Latest New Mexico news, sports, business and entertainment at 3:20 p.m. MDT
- LAS VEGAS, N.M. (AP) — Fire crews in New Mexico are taking a stand in their fight against the largest wildfire burning in the U.S., trying to keep the flames from pushing any closer to the town of Las Vegas and other villages scattered along the blaze's shifting fronts. The fire has burned hundreds of square miles, dozens of homes and threatens more destruction. Officials on Wednesday said winds could push the fire toward Las Vegas. New Mexico's Democratic governor said about 15,500 homes have been evacuated while the blaze burns near towns dotting mountainsides, towering ponderosa pine forests and meadows. She said the number of homes destroyed likely will increase.
WESTERN DROUGHT-COLORADO RIVER
- SALT LAKE CITY (AP) — Federal water officials have announced they'll keep hundreds of billions of gallons of Colorado River water inside Lake Powell instead of letting it flow downstream to southwestern states and Mexico. U.S. Assistant Secretary of Water and Science Tanya Trujillo said Tuesday the move will allow the Glen Canyon Dam to continue producing hydropower while officials strategize how to operate the dam with a lower water elevation.
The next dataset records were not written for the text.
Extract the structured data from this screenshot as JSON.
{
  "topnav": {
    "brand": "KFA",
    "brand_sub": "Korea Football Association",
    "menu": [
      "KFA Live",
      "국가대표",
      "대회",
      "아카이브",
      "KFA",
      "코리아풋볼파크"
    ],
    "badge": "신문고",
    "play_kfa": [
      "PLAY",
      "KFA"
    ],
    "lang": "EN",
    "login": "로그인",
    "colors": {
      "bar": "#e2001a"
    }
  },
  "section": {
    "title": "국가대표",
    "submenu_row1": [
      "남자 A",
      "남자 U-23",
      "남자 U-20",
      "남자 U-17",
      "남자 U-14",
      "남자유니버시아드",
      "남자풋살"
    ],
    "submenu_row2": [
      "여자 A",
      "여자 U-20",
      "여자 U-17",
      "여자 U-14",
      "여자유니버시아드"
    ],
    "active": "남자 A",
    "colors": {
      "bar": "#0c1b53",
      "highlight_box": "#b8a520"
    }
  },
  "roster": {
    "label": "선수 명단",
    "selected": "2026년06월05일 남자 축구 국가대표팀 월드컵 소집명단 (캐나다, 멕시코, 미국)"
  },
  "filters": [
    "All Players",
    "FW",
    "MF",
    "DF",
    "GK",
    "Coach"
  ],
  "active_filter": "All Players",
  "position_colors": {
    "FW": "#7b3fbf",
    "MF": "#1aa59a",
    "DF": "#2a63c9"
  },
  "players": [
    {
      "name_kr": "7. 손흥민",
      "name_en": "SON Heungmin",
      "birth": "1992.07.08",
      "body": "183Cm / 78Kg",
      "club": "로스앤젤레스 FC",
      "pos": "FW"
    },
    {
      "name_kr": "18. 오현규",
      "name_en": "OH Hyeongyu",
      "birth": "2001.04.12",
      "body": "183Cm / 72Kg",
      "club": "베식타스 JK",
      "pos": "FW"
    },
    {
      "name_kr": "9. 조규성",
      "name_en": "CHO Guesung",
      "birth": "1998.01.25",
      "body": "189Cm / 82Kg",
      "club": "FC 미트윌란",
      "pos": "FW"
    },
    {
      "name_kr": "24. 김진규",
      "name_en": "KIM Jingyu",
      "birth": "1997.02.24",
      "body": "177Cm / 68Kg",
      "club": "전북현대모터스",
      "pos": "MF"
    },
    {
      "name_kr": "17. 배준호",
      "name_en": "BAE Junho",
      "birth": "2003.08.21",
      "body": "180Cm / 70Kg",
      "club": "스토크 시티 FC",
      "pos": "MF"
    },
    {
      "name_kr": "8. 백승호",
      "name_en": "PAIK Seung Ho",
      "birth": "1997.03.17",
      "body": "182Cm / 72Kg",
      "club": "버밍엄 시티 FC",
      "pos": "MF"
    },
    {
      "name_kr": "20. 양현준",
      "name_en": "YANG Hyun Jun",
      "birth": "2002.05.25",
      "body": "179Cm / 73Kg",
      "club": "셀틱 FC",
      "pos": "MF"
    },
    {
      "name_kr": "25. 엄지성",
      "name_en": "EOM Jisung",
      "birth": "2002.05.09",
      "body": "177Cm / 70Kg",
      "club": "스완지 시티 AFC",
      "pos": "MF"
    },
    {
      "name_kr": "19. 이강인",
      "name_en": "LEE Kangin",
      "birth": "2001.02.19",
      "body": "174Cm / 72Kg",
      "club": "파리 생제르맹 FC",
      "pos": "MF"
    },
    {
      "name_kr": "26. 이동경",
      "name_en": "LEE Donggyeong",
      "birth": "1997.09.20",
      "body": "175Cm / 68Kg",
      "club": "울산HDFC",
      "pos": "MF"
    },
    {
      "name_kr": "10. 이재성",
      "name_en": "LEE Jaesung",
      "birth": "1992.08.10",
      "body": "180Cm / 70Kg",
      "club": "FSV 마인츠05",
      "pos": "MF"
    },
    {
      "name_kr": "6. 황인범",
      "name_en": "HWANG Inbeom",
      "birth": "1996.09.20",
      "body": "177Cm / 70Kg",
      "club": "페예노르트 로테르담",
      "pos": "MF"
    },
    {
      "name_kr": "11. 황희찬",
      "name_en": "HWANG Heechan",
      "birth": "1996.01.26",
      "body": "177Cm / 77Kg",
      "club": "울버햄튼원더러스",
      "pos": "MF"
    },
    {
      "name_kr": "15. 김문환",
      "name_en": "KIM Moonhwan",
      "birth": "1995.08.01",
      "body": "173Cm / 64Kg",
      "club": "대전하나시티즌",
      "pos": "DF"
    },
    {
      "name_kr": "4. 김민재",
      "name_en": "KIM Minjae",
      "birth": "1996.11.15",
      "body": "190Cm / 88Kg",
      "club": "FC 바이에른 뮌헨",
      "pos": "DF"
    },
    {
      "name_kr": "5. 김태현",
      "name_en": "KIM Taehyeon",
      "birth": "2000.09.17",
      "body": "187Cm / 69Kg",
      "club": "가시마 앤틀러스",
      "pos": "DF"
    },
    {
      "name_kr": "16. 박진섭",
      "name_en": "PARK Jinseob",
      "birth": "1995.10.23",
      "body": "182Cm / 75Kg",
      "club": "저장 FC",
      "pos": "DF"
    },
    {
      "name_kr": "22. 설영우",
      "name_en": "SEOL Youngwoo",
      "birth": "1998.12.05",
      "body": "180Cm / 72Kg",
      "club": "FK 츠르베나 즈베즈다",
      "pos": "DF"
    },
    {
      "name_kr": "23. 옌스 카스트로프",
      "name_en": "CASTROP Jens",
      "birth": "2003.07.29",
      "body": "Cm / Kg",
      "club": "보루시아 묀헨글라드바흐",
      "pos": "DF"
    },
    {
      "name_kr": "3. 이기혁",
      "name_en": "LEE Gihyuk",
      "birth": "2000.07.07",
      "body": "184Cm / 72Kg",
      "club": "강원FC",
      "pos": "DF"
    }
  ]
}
The decision won't have any immediate impacts on the amount of water allocated for the region's cities and its farm. But it reflects the compounding challenges facing the region, where roughly 40 million people and a $5 billion-a-year agricultural industry rely on the Colorado River.
- MEXICO CITY (AP) — The Mexican government is snubbing Texas and moving a proposed border rail link to New Mexico, after Texas Gov. Greg Abbott backed up border crossings with state truck inspections in April. Mexican diplomats met Tuesday with U.S. Secretary of State Antony Blinken, and touted a rail line linking Mexican seaports on the Pacific with the San Jeronimo-Santa Teresa crossing in New Mexico. Mexican officials had considered a route through Texas, but in recent days they've said they can no longer rely on the state. Abbott had required all commercial trucks from Mexico to undergo extra inspections, tying up traffic and causing millions in losses.
Albuquerque sees 3 different homicides over the weekend
ALBUQUERQUE, N.M. (AP) — Authorities in Albuquerque are dealing with three difference homicide scenes that occurred over the weekend. Albuquerque police say on Sunday officers responded to a single-vehicle car crash. One person died at a hospital. But the victim had suffered a gunshot wound. Earlier in the day around 4 a.m., a woman asked a neighbor to call police after she claimed to have stabbed her boyfriend. Officers found a man dead with wounds consistent with a stabbing. The woman was taken to the hospital for injuries and has not been arrested. Then on Saturday night, police found two people shot to death inside a home. There have been no arrests.
SPRING WILDFIRES-FLEE OR FIGHT?
- FLAGSTAFF, Ariz. (AP) — Ferocious winds that sent what was a small wildfire racing toward homes on the outskirts of a northern Arizona city presented a dilemma. Most residents in the "Girls Ranch" neighborhood north of Flagstaff, Arizona, fled the flames. One couple stood their ground. Another raced to save animals on neighbors' properties. Two homes in the close-knit neighborhood were among 30 in the area that were destroyed. The wildfire left a mosaic of charred land before it was almost fully contained this weekend. The blaze is one of many this spring that have forced panicked residents to make life-or-death, fight-or-flee decisions as wildfire season heats up in the U.S. West.